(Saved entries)
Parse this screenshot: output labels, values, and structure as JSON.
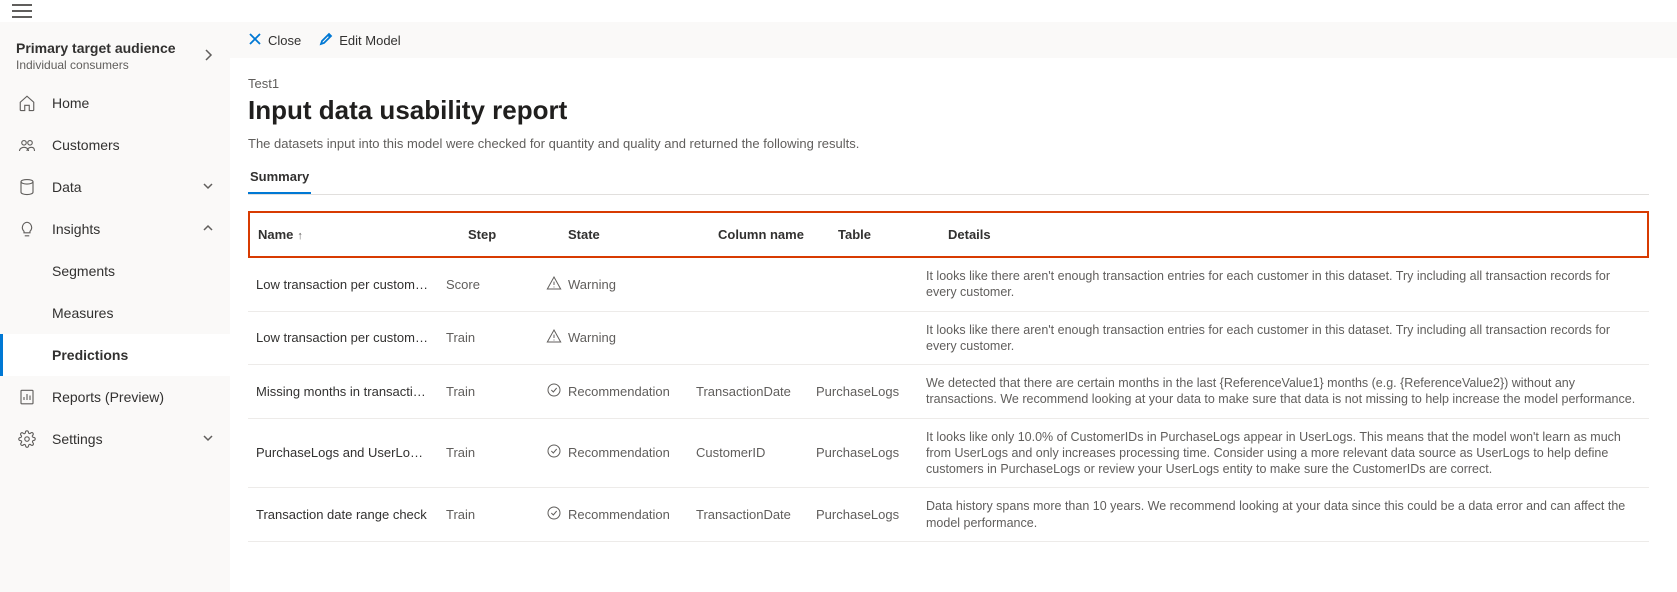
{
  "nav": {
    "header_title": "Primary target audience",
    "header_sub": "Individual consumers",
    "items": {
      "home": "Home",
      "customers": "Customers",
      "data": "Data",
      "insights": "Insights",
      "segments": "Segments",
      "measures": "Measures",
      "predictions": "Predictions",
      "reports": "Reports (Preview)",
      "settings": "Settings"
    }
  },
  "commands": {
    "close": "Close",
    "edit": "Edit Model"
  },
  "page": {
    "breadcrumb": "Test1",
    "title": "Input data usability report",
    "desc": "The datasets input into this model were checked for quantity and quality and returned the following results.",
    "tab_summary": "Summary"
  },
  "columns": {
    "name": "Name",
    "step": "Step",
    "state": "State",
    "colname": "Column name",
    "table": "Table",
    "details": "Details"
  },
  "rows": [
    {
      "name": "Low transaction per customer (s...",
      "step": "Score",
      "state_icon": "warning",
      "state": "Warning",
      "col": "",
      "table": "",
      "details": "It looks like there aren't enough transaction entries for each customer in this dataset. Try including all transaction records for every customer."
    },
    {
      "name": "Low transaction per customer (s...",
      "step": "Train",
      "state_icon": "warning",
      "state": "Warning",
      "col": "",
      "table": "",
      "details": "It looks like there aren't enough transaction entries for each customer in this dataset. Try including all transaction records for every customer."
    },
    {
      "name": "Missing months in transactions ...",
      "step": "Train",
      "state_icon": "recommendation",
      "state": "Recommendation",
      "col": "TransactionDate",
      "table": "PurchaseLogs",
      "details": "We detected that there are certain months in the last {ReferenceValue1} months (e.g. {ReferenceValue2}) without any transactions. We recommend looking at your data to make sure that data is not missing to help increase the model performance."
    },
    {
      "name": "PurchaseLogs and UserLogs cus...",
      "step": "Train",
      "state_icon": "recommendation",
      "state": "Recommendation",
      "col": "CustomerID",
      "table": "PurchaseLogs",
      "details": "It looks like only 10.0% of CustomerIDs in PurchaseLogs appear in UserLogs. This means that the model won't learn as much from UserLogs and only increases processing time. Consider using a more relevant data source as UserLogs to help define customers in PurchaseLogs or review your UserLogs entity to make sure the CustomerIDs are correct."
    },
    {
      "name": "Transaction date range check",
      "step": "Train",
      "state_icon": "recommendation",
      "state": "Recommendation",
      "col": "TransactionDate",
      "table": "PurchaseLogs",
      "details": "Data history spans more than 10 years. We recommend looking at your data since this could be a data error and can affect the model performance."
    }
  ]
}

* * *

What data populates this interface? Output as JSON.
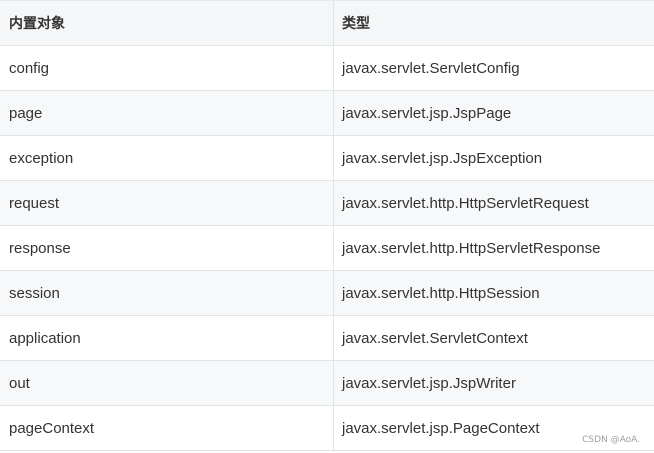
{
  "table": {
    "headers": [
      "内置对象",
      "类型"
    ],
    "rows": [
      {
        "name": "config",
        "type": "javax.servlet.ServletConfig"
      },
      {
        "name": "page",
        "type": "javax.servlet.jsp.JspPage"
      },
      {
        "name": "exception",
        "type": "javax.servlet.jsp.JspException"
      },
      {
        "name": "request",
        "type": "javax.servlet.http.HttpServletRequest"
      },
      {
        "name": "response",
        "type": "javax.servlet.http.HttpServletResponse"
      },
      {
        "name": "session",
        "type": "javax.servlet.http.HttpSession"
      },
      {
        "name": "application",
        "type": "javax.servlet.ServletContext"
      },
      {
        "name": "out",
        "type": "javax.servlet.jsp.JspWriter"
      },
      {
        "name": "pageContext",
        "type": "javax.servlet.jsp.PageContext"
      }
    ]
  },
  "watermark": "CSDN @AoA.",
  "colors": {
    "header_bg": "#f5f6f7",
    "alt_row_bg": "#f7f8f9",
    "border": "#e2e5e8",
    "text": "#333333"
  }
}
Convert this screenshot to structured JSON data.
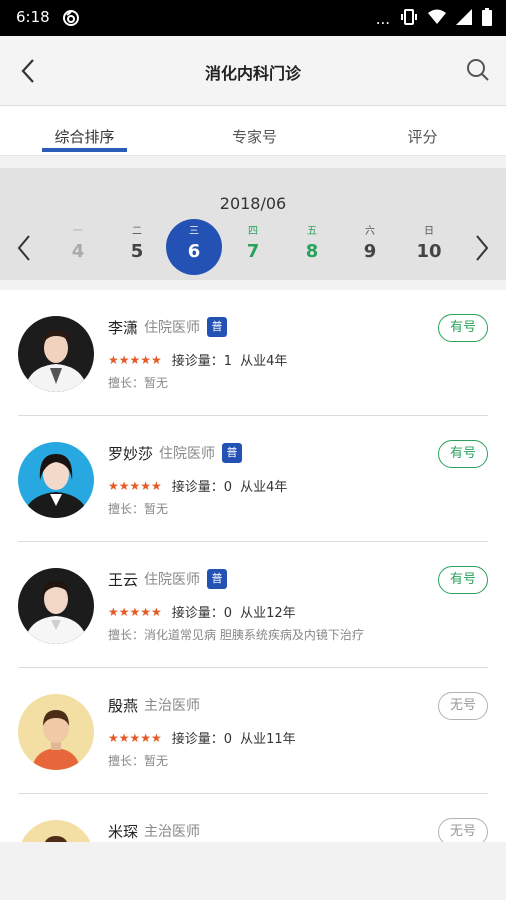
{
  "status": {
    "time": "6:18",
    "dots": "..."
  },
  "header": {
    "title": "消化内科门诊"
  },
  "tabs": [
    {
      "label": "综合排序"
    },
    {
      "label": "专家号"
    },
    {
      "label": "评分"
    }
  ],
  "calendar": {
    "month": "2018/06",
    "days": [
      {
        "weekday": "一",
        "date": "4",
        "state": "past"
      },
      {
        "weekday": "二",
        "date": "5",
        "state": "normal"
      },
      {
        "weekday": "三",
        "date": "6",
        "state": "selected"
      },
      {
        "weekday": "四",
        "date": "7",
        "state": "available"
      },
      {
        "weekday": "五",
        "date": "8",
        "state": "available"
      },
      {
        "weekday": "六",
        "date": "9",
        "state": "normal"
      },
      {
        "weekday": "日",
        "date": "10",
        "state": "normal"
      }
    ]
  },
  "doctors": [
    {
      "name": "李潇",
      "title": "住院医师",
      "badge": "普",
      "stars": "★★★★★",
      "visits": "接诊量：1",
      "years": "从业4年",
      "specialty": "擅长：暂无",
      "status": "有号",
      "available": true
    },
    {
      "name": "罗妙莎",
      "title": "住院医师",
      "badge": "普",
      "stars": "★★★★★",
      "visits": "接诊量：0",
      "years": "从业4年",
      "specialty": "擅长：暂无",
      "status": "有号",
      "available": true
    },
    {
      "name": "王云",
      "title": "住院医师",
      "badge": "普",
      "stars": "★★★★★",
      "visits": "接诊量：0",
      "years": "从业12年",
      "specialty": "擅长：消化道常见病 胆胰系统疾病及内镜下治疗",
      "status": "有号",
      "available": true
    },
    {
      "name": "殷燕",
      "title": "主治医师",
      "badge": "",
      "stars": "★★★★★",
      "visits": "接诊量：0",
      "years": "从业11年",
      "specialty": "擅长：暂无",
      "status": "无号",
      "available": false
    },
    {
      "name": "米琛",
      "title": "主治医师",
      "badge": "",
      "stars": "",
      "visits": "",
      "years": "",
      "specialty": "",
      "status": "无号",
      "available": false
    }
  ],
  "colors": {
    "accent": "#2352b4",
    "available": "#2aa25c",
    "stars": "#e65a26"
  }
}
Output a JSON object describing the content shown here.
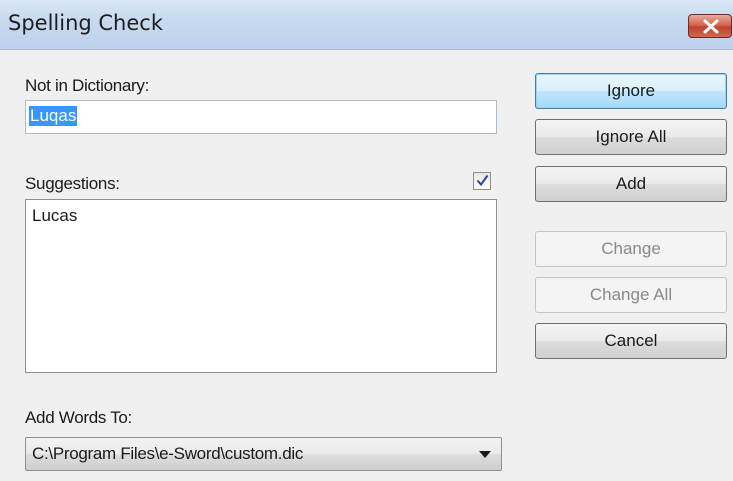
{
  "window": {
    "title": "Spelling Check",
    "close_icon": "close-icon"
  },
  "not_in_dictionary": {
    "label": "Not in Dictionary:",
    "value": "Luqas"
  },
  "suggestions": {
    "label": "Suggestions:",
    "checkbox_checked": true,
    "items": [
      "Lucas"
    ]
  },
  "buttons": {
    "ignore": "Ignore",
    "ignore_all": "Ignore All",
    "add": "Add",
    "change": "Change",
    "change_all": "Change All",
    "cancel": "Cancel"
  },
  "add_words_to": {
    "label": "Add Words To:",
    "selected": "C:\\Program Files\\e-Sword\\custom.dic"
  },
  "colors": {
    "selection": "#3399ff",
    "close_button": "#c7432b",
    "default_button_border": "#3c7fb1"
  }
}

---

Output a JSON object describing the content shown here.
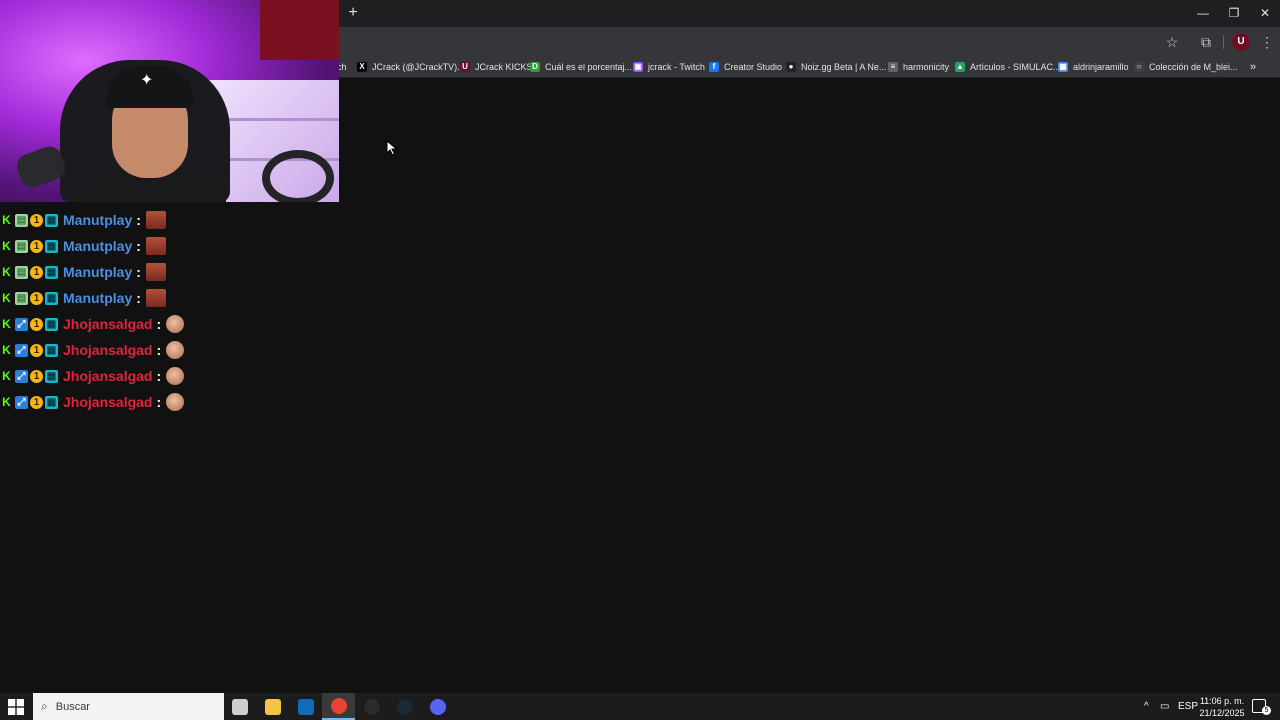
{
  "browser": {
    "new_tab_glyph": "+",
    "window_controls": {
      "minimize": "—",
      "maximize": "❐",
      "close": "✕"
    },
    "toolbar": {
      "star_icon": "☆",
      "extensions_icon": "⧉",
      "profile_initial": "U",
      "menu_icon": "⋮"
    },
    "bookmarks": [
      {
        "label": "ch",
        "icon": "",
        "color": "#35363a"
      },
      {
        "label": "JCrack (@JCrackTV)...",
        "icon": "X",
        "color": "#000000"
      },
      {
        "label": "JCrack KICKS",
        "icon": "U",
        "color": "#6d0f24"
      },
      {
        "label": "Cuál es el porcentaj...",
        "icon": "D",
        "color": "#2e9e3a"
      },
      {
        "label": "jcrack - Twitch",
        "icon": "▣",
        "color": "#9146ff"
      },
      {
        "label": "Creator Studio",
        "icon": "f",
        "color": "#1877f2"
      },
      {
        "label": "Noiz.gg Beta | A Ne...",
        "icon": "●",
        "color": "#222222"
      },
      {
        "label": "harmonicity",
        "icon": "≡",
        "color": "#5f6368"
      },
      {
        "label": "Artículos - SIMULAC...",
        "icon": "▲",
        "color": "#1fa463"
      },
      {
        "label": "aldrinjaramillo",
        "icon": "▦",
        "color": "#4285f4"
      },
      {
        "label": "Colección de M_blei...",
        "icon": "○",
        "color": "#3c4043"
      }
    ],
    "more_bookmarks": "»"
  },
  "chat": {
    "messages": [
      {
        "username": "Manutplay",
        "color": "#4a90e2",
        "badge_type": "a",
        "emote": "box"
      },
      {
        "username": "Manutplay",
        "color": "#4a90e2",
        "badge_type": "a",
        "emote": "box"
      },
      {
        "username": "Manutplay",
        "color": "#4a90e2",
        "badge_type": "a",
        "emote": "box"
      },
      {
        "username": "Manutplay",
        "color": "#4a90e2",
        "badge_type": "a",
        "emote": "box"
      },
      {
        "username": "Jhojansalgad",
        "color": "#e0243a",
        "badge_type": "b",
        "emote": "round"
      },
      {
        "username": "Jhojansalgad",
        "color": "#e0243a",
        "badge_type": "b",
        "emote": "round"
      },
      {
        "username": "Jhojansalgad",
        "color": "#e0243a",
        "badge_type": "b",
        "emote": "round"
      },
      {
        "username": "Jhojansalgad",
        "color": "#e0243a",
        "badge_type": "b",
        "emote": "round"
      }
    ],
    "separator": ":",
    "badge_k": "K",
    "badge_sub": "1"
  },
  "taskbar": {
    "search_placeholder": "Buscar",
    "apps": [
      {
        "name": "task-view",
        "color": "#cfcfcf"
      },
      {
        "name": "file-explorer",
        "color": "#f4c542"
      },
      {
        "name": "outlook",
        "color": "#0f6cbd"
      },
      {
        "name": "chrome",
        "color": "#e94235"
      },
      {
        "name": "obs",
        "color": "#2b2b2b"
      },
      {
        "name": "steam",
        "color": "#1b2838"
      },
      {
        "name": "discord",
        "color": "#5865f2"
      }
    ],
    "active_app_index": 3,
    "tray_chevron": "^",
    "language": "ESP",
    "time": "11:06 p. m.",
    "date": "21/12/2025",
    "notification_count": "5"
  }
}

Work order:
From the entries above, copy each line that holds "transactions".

Reply to the exercise:
      "name": "Missing months in transactions ...",
      "details": "We detected that there are certain months in the last {ReferenceValue1} months (e.g. {ReferenceValue2}) without any transactions. We recommend looking at your data to make sure that data is not missing to help increase the model performance."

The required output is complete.